== Excerpts from an interface dataset ==
Segment Open
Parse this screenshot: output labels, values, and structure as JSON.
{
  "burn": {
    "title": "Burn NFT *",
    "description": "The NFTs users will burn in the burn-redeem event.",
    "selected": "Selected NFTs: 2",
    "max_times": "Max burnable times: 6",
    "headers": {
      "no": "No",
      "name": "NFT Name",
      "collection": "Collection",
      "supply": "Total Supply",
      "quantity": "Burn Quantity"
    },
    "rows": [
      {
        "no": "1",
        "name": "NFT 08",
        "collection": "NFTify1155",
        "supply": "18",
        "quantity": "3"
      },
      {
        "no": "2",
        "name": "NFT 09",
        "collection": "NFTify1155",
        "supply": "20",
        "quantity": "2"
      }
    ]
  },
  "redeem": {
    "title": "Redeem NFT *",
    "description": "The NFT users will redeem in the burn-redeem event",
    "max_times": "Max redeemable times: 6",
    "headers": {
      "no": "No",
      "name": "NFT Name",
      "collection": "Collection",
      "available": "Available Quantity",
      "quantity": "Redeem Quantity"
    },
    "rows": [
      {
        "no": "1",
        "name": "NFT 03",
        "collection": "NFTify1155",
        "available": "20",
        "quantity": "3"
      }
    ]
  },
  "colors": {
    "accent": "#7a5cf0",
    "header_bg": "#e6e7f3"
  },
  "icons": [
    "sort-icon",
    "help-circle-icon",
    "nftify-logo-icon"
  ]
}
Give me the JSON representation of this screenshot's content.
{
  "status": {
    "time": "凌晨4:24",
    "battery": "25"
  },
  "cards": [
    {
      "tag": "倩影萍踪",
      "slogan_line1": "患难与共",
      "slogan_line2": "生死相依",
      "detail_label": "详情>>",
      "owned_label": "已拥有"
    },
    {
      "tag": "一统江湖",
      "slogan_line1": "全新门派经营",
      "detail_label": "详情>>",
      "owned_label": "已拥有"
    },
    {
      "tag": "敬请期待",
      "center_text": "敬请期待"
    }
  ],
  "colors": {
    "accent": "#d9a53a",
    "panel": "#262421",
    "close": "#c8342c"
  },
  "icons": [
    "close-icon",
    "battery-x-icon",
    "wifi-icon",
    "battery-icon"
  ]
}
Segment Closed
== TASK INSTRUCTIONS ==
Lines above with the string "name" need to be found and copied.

== YOUR SOLUTION ==
      "name": "NFT Name",
        "name": "NFT 08",
        "name": "NFT 09",
      "name": "NFT Name",
        "name": "NFT 03",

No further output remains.